To modern ears, this “eugenic” perspective sounds true but cruel – like pointing out that someone is fat or ugly. But it’s usually not even true. Eugenicists mistake arithmetic for injury. A “burden on society” isn’t someone who produces less than average; it’s someone who consumes more than he produces. The birth of a future janitor is nothing to worry about as long as he’ll be self-supporting and peaceful. The vast majority of janitors are.
When Danny DeVito enters a room, he reduces its occupants’ average height. But he doesn’t cause anyone to “lose height.” Shortness isn’t contagious. Neither is low income. A janitor earns less than average, but his existence doesn’t impoverish his fellow citizens.
Does the world really need another janitor? Absolutely. If janitors weren’t useful, employers wouldn’t pay them $20,000 for a year of their time. Many think there’s no place for unskilled workers in the high-tech economy of the future, but someone has to do their jobs.
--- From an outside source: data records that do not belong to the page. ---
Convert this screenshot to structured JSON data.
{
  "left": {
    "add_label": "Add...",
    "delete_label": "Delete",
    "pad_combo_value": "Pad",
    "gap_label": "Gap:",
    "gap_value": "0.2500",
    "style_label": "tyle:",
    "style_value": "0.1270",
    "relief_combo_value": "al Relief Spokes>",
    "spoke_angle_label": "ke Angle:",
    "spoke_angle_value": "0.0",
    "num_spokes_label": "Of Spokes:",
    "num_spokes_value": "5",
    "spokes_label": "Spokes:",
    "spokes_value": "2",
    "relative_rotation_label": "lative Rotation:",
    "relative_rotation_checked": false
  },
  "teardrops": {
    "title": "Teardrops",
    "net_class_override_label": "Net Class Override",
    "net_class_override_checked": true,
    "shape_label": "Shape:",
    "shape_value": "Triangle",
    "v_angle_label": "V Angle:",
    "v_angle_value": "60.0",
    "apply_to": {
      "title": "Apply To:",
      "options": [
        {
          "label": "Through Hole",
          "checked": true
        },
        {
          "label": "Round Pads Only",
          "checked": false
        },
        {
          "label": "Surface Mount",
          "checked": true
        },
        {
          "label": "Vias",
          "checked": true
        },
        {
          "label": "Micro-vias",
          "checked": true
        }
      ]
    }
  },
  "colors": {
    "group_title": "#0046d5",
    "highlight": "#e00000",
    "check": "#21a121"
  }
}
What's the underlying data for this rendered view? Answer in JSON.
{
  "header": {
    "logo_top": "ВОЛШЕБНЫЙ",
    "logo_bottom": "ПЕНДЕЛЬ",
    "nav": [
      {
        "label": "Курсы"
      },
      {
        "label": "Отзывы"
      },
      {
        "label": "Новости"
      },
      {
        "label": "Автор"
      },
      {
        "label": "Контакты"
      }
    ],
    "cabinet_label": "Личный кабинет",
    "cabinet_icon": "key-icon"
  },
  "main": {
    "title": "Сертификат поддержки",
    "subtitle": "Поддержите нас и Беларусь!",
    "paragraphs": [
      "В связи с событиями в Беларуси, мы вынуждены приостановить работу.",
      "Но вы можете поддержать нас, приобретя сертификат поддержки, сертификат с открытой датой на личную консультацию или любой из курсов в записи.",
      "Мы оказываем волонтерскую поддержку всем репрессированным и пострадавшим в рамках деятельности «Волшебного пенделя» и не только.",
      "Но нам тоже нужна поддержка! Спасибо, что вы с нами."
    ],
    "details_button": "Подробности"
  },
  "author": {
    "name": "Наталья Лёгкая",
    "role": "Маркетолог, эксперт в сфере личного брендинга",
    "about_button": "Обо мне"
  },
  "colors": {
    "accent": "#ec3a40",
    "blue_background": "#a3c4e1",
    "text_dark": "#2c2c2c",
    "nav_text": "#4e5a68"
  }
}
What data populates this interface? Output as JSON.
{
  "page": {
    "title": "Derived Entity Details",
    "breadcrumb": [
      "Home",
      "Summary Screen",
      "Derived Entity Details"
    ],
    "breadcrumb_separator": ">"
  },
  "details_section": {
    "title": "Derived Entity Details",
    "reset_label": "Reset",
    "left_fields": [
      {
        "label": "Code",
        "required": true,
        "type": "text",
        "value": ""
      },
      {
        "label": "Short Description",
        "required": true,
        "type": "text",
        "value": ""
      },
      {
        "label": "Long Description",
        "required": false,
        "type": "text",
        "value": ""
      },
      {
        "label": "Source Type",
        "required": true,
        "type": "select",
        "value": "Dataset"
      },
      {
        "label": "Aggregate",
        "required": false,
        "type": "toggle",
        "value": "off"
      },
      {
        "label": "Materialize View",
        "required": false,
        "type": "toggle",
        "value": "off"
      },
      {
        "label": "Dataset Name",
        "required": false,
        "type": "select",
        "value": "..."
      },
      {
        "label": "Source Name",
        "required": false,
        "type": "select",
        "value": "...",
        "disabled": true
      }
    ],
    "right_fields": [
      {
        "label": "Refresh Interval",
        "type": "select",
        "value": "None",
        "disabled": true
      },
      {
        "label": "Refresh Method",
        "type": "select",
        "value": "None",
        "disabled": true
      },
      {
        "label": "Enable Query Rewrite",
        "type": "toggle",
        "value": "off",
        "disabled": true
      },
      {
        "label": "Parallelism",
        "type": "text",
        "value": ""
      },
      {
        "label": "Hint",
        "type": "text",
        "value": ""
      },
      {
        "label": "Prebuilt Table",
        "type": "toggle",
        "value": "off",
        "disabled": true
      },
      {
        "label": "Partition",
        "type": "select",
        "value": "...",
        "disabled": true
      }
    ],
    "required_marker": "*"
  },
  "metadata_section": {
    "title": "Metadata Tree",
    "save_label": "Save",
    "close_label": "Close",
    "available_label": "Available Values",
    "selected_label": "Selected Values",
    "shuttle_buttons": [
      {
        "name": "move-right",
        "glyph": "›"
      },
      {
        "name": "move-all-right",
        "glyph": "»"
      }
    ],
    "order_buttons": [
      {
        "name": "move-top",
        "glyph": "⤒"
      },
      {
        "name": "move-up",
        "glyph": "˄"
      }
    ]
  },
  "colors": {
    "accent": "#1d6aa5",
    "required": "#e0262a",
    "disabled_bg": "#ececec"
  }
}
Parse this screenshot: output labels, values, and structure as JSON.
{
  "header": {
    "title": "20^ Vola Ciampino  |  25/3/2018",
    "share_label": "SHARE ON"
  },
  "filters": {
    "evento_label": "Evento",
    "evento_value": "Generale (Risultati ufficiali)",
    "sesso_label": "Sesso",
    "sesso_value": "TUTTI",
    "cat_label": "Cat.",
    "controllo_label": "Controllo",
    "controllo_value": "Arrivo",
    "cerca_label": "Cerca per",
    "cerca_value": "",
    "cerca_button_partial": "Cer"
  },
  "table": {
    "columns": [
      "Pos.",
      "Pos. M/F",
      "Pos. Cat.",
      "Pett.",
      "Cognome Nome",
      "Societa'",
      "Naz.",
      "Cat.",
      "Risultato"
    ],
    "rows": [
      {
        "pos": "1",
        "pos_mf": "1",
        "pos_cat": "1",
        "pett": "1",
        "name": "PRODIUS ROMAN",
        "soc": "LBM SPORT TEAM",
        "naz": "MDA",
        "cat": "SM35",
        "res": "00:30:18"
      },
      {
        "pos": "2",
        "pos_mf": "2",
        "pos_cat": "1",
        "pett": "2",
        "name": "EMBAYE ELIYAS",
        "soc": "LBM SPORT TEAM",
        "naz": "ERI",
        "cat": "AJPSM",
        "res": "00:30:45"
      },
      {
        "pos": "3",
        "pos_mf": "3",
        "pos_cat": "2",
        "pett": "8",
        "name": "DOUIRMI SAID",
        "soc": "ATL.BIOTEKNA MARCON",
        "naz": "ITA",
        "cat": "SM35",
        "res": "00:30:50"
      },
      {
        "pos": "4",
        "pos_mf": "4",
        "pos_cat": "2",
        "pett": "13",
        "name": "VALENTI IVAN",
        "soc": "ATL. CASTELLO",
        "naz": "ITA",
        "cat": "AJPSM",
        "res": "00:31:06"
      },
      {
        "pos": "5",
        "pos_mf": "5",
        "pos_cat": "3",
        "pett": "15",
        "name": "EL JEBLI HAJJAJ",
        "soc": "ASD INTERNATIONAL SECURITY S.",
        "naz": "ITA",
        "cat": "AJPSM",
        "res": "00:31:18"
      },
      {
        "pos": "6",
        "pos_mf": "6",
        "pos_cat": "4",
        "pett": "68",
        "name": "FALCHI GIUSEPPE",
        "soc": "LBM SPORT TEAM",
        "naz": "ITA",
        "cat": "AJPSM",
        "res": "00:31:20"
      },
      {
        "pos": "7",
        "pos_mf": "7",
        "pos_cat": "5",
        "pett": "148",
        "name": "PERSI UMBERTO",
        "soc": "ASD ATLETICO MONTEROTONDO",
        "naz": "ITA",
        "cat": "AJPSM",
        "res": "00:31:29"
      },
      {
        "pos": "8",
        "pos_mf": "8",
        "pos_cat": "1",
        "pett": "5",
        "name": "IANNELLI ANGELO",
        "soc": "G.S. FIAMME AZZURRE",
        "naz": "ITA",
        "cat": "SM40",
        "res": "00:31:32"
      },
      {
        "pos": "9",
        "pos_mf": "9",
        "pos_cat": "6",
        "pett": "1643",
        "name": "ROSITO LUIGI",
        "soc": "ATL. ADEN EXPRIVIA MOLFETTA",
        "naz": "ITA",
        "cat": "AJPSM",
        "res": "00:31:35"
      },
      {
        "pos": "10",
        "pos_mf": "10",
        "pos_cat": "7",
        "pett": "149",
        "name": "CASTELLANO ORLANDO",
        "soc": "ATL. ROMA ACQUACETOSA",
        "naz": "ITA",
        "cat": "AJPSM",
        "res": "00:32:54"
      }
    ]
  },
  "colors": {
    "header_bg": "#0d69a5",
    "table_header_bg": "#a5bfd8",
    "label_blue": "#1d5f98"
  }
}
When there aren’t enough unskilled workers to wash dishes and collect garbage, skilled workers pick up the slack – and their other talents go to waste. If Bill Gates spent half his time cleaning his own office, making his own meals, and watching his own kids, he’d discover far fewer new ideas to enrich us all.
* The second most-popular dividing line is probably between above- and below-average intelligence. The famous eugenicist Karl Pearson maintained that “the sole condition under which… immigration should be allowed” is when the immigrants “form from the standpoint of intelligence a group markedly superior to our natives.” Quoted in David Levy and Sandra Peart, “Statistical Prejudice: From Eugenics to Immigrants.” European Journal of Political Economy 2004, p.16.